**TASK STATEMENT**
Across the records below, how many lines include the word "armyspy"? State only the number.
═════ MATERIAL FOR THIS EXERCISE ═════
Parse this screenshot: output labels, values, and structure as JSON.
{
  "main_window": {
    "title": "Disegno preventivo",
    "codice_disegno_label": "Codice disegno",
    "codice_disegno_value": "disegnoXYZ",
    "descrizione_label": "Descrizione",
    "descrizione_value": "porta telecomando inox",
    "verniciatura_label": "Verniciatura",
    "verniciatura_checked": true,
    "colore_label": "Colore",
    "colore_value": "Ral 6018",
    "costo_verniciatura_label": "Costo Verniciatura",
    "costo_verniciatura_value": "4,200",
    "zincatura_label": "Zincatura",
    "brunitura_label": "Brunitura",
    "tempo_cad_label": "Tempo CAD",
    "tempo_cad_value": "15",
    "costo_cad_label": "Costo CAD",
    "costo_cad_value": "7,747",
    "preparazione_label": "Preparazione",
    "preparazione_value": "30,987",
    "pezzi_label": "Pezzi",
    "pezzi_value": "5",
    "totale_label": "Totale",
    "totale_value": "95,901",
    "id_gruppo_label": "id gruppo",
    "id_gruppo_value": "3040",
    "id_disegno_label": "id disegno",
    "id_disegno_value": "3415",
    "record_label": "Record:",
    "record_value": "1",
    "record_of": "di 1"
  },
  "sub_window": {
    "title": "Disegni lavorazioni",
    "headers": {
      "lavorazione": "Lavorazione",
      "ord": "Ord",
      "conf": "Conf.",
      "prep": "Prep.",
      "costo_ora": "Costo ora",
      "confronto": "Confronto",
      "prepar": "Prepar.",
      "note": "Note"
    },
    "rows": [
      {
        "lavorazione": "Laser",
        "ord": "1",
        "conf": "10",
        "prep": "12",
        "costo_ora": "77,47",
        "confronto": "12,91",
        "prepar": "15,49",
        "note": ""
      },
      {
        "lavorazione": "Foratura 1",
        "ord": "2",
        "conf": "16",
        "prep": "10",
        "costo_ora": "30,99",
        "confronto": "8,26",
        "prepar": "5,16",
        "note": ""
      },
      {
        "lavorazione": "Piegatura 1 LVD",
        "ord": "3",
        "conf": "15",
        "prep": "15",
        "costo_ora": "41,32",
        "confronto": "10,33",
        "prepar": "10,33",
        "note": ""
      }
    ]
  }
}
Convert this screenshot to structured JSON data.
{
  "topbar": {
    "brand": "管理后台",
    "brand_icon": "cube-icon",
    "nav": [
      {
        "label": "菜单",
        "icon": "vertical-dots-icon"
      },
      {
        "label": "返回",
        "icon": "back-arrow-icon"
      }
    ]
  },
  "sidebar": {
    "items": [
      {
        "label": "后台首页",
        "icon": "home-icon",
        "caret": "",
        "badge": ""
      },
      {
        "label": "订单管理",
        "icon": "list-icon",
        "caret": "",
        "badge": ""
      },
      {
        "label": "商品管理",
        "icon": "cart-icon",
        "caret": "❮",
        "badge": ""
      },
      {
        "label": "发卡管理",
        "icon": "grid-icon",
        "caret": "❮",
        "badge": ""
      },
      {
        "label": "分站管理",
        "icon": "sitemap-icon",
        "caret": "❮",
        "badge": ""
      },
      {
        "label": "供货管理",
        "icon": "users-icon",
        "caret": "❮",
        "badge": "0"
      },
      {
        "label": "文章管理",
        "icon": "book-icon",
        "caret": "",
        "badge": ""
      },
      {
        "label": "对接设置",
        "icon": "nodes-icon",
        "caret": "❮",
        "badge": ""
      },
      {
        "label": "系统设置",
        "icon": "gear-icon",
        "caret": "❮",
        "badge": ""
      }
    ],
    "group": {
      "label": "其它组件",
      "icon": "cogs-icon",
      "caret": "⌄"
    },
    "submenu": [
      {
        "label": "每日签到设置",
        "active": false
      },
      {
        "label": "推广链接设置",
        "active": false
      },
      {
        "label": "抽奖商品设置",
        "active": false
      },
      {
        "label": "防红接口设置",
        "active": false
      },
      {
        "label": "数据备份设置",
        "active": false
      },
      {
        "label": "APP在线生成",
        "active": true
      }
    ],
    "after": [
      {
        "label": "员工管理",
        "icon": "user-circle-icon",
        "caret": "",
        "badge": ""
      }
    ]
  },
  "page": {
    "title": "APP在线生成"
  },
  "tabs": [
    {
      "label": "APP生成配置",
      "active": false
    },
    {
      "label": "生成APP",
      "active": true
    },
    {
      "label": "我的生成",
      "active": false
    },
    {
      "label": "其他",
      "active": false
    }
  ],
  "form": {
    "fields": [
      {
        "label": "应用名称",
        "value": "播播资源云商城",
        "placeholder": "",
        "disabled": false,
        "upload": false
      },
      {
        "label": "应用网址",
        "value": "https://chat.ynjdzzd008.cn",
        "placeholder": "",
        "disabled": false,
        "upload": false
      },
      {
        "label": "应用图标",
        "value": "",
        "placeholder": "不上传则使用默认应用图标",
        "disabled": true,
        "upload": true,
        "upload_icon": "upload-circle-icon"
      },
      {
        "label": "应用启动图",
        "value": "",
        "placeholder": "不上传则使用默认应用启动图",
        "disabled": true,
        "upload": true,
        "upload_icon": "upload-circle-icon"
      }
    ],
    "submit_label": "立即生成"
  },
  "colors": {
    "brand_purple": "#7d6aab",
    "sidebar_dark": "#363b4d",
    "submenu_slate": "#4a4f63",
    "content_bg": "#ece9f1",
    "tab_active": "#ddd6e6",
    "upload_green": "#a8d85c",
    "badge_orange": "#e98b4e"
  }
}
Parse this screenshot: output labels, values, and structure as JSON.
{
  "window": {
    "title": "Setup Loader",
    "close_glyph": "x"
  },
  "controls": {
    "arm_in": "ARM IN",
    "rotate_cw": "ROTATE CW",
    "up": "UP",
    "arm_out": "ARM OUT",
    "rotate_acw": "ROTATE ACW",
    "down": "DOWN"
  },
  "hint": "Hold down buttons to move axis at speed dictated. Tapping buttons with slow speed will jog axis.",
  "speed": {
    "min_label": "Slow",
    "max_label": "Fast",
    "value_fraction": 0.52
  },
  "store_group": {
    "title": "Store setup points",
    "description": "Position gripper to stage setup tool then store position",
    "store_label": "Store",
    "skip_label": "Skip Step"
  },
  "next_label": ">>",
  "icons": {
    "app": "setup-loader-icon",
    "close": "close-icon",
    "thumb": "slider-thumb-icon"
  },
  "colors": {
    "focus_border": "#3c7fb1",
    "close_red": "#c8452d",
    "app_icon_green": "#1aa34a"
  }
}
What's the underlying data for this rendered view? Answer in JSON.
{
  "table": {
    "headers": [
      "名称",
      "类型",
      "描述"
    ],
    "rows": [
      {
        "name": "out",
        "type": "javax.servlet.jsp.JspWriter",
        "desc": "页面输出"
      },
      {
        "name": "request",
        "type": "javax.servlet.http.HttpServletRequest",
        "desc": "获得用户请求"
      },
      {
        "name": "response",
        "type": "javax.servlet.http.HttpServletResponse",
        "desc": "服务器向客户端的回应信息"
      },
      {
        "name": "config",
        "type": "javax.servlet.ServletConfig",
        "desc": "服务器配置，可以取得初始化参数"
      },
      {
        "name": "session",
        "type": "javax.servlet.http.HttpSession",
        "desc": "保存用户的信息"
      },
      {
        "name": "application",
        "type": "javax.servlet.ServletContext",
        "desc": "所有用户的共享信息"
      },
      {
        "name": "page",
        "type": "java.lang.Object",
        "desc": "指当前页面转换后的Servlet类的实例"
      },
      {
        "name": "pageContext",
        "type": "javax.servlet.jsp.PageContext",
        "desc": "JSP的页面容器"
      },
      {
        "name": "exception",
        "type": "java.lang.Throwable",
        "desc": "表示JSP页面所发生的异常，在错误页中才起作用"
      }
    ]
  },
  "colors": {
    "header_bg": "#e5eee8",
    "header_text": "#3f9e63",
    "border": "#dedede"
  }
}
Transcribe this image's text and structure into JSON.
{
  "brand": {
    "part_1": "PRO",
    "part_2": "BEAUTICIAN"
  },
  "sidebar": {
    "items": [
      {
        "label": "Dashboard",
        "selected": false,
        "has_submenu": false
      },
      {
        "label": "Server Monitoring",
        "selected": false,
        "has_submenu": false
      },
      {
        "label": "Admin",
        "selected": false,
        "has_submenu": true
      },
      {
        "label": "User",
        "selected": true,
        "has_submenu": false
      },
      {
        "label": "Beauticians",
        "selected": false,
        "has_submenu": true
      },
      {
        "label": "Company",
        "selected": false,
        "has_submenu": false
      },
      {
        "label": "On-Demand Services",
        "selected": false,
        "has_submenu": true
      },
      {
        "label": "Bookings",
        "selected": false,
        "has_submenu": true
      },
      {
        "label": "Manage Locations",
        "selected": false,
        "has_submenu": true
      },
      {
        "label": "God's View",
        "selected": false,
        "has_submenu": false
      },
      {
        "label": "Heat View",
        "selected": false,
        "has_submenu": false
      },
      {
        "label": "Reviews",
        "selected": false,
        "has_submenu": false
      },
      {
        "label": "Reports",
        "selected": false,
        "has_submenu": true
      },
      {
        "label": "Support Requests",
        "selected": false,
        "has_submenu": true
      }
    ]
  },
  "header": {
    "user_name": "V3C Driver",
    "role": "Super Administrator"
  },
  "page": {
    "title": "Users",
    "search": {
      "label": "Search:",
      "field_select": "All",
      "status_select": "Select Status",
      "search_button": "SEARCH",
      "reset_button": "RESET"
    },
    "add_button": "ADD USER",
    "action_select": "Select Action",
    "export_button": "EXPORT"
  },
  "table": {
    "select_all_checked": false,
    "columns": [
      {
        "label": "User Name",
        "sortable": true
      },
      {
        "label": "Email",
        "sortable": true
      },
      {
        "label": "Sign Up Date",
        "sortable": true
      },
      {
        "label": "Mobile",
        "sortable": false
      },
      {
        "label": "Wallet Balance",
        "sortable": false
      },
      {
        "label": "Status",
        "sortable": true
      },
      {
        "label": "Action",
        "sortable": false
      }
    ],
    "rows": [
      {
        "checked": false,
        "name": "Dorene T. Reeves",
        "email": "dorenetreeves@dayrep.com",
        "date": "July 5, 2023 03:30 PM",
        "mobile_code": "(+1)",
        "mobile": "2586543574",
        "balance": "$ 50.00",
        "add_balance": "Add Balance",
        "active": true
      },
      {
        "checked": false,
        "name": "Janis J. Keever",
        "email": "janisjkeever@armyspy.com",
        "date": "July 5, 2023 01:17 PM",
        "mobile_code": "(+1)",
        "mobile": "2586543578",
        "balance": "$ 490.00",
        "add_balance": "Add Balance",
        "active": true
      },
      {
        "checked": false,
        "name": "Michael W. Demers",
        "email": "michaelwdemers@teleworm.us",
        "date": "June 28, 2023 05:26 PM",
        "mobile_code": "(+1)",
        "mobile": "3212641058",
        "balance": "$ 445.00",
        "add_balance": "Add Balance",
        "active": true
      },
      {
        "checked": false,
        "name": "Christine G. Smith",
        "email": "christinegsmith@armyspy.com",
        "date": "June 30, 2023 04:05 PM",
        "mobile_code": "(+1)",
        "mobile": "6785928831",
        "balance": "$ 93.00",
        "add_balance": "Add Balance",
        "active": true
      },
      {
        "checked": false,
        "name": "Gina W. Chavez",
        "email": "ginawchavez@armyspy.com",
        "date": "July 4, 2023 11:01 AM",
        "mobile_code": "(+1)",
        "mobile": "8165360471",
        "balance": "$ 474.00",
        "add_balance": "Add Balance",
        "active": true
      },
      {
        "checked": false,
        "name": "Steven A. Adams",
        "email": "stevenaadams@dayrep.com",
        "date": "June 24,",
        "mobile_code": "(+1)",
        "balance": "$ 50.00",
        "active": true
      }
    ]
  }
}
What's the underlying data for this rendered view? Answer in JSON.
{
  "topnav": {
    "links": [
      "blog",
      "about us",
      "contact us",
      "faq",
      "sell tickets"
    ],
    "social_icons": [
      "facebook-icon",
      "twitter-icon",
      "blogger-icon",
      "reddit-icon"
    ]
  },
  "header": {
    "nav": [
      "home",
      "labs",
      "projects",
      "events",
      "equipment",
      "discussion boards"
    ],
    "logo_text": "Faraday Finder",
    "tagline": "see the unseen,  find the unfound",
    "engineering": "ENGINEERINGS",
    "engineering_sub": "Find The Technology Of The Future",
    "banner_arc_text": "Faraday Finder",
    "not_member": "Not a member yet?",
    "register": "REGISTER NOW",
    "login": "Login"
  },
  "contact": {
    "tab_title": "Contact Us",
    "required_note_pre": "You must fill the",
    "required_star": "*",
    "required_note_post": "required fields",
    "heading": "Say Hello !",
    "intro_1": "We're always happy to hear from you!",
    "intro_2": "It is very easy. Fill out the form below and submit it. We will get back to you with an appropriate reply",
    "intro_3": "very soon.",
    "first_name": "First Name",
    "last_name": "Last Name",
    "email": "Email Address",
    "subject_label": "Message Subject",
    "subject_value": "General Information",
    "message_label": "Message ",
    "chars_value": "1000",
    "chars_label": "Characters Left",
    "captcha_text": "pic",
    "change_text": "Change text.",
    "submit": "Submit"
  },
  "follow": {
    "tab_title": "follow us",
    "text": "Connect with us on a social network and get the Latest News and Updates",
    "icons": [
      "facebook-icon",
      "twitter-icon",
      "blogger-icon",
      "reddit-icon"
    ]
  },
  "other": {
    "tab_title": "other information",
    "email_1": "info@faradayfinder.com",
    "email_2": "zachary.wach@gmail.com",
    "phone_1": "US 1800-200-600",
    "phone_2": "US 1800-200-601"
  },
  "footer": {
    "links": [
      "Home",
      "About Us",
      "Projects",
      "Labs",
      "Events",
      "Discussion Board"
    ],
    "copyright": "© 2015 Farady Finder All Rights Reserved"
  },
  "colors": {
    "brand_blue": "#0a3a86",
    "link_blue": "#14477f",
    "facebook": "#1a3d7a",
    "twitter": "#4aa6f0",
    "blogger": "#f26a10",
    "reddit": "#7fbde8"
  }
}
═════
**EXERCISE RESPONSE**
3